Last month the Copyright Royalty Board at the suggestion of the RIAA (The greedy bastards suing 11 year olds for downloading music) released the Internet Music Royalty Schedule for 2006-2010. How is this significant? Until now, internet radio stations that stream music to your earphones have been paying reduced per-song royalty amounts for the music they stream online. This was deemed “acceptable” by the music industry insiders because the majority of the streaming stations are FREE and run negligible advertising. At the time internet radio’s popularity was uncertain and no one was getting filthily rich off of it. Now that iradio has gained momentum among the web population, the RIAA has decided that they deserve to get paid significantly more (110% by 2010) for every song that goes out over the internet. That equals more than most of these stations make in a year. Royalties this high will force iradio stations to start requiring users to pay to listen or simply shut down altogether (the ultimate goal of the RIAA). The scary thing is, this is not a distant future situation; stations could start shutting down in the next 60 days which would signify a significant step backwards in the content and deliverability we’ve come to expect on the web.
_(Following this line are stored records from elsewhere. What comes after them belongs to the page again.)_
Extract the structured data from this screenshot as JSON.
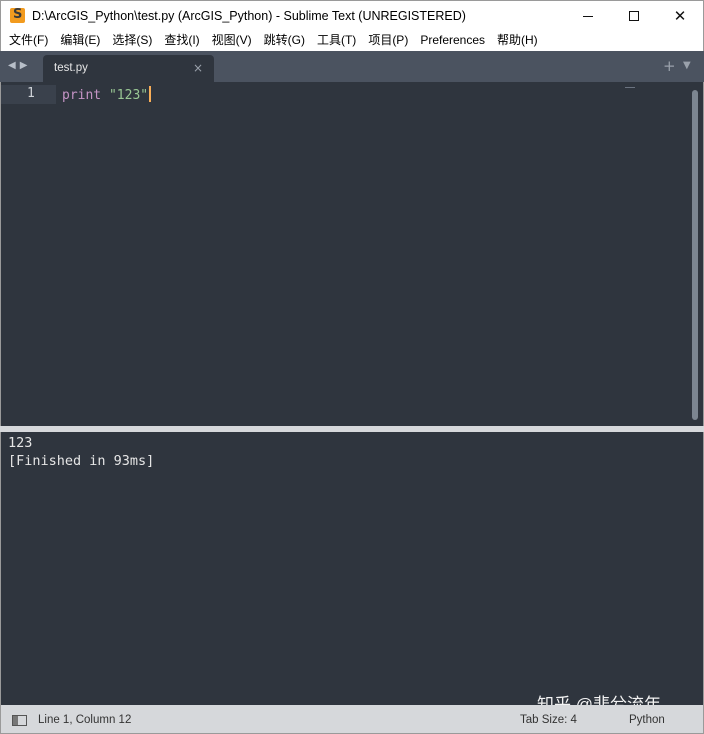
{
  "window": {
    "title": "D:\\ArcGIS_Python\\test.py (ArcGIS_Python) - Sublime Text (UNREGISTERED)",
    "app_icon": "sublime-text-icon",
    "minimize_icon": "minimize-icon",
    "maximize_icon": "maximize-icon",
    "close_glyph": "✕"
  },
  "menu": {
    "items": [
      {
        "label": "文件(F)"
      },
      {
        "label": "编辑(E)"
      },
      {
        "label": "选择(S)"
      },
      {
        "label": "查找(I)"
      },
      {
        "label": "视图(V)"
      },
      {
        "label": "跳转(G)"
      },
      {
        "label": "工具(T)"
      },
      {
        "label": "项目(P)"
      },
      {
        "label": "Preferences"
      },
      {
        "label": "帮助(H)"
      }
    ]
  },
  "tabs": {
    "nav_left": "◀",
    "nav_right": "▶",
    "active": {
      "label": "test.py",
      "close": "×"
    },
    "new_tab": "+",
    "dropdown": "▼"
  },
  "editor": {
    "line_number": "1",
    "keyword": "print",
    "string": "\"123\""
  },
  "output": {
    "lines": [
      "123",
      "[Finished in 93ms]"
    ],
    "watermark": "知乎 @悲兮流年"
  },
  "status": {
    "position": "Line 1, Column 12",
    "tab_size": "Tab Size: 4",
    "syntax": "Python"
  },
  "colors": {
    "editor_bg": "#2f353e",
    "tabbar_bg": "#4b5360",
    "keyword": "#c594c5",
    "string": "#99c794",
    "caret": "#f9ae58"
  }
}
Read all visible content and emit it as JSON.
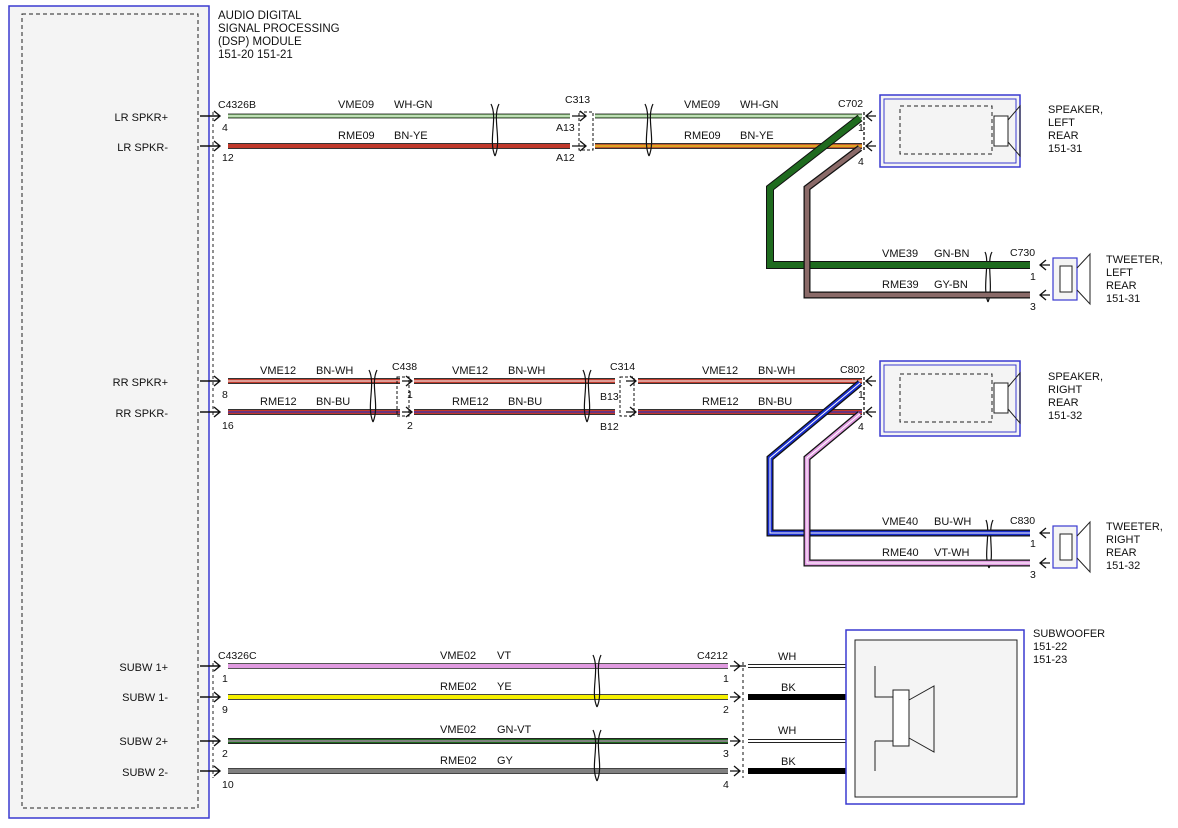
{
  "module": {
    "title_lines": [
      "AUDIO DIGITAL",
      "SIGNAL PROCESSING",
      "(DSP) MODULE",
      "151-20   151-21"
    ],
    "pins": {
      "lr_pos": "LR SPKR+",
      "lr_neg": "LR SPKR-",
      "rr_pos": "RR SPKR+",
      "rr_neg": "RR SPKR-",
      "sub1_pos": "SUBW 1+",
      "sub1_neg": "SUBW 1-",
      "sub2_pos": "SUBW 2+",
      "sub2_neg": "SUBW 2-"
    }
  },
  "connectors": {
    "c4326b": "C4326B",
    "c313": "C313",
    "c702": "C702",
    "c730": "C730",
    "c438": "C438",
    "c314": "C314",
    "c802": "C802",
    "c830": "C830",
    "c4326c": "C4326C",
    "c4212": "C4212"
  },
  "pin_numbers": {
    "lr_pos_mod": "4",
    "lr_neg_mod": "12",
    "c313_a13": "A13",
    "c313_a12": "A12",
    "c702_1": "1",
    "c702_4": "4",
    "c730_1": "1",
    "c730_3": "3",
    "rr_pos_mod": "8",
    "rr_neg_mod": "16",
    "c438_1": "1",
    "c438_2": "2",
    "c314_b13": "B13",
    "c314_b12": "B12",
    "c802_1": "1",
    "c802_4": "4",
    "c830_1": "1",
    "c830_3": "3",
    "sub1_pos_mod": "1",
    "sub1_neg_mod": "9",
    "sub2_pos_mod": "2",
    "sub2_neg_mod": "10",
    "c4212_1": "1",
    "c4212_2": "2",
    "c4212_3": "3",
    "c4212_4": "4"
  },
  "wires": {
    "vme09": "VME09",
    "wh_gn": "WH-GN",
    "rme09": "RME09",
    "bn_ye": "BN-YE",
    "vme39": "VME39",
    "gn_bn": "GN-BN",
    "rme39": "RME39",
    "gy_bn": "GY-BN",
    "vme12": "VME12",
    "bn_wh": "BN-WH",
    "rme12": "RME12",
    "bn_bu": "BN-BU",
    "vme40": "VME40",
    "bu_wh": "BU-WH",
    "rme40": "RME40",
    "vt_wh": "VT-WH",
    "vme02": "VME02",
    "rme02": "RME02",
    "vt": "VT",
    "ye": "YE",
    "gn_vt": "GN-VT",
    "gy": "GY",
    "wh": "WH",
    "bk": "BK"
  },
  "components": {
    "lr_speaker": [
      "SPEAKER,",
      "LEFT",
      "REAR",
      "151-31"
    ],
    "lr_tweeter": [
      "TWEETER,",
      "LEFT",
      "REAR",
      "151-31"
    ],
    "rr_speaker": [
      "SPEAKER,",
      "RIGHT",
      "REAR",
      "151-32"
    ],
    "rr_tweeter": [
      "TWEETER,",
      "RIGHT",
      "REAR",
      "151-32"
    ],
    "subwoofer": [
      "SUBWOOFER",
      "151-22",
      "151-23"
    ]
  },
  "colors": {
    "module_border": "#3a3ad0",
    "green": "#1f6b1f",
    "white": "#ffffff",
    "brown": "#8b3a1a",
    "yellow": "#e8c020",
    "red_brown": "#c0392b",
    "blue": "#1a2fd0",
    "violet": "#e09ae0",
    "gray": "#808080",
    "gray_brown": "#7a6a68",
    "yellow_line": "#f5f000",
    "black": "#000000"
  }
}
Similarly, Viacom Networks announced this week that they are joining a joint lawsuit against Google (the owners of YouTube) over copyrighted content that YouTube users have uploaded and viewed on the site. Google believes they are indemnified because their “users” uploaded the content, not them. Viacom believes that Google is responsible for policing their video content and want damages in upwards of 1.5 Billion dollars for copyright violations. I believe that Viacom is ignorant for not realizing that yanking thousands of less-than-10-minute video snippets off YouTube is only shooting themselves in the foot. More than once users have been “teased” by a show segment on YouTube and then gone and purchased the entire episode from a Viacom supported website or even better, purchased a DVD. YouTube was founded in 2005, and has been chocked full of copyright protected videos ever since. I just find it incredibly ironic that Vicacom (et all) waited to sue until they were bought by Google, a company that has redefined the term “deep pockets”.

I think this all could represent the beginning of the end of the explosive growth of information and free content on the web. Web users are going to get real tired of entering their credit card information on every site they come across, and more importantly, the folks bringing fresh new media ideas to us via the web will be dissuaded from doing so if large royalty/copyright dollars are attached. The web will become a pay-as-you-go experience that will attract limited users, see limited reach and foster limited growth. That’s my two cents anyway.

1 comment:

THE DOC said...

"The first thing we do is kill all the lawyers."

William Shakespeare in Henry VI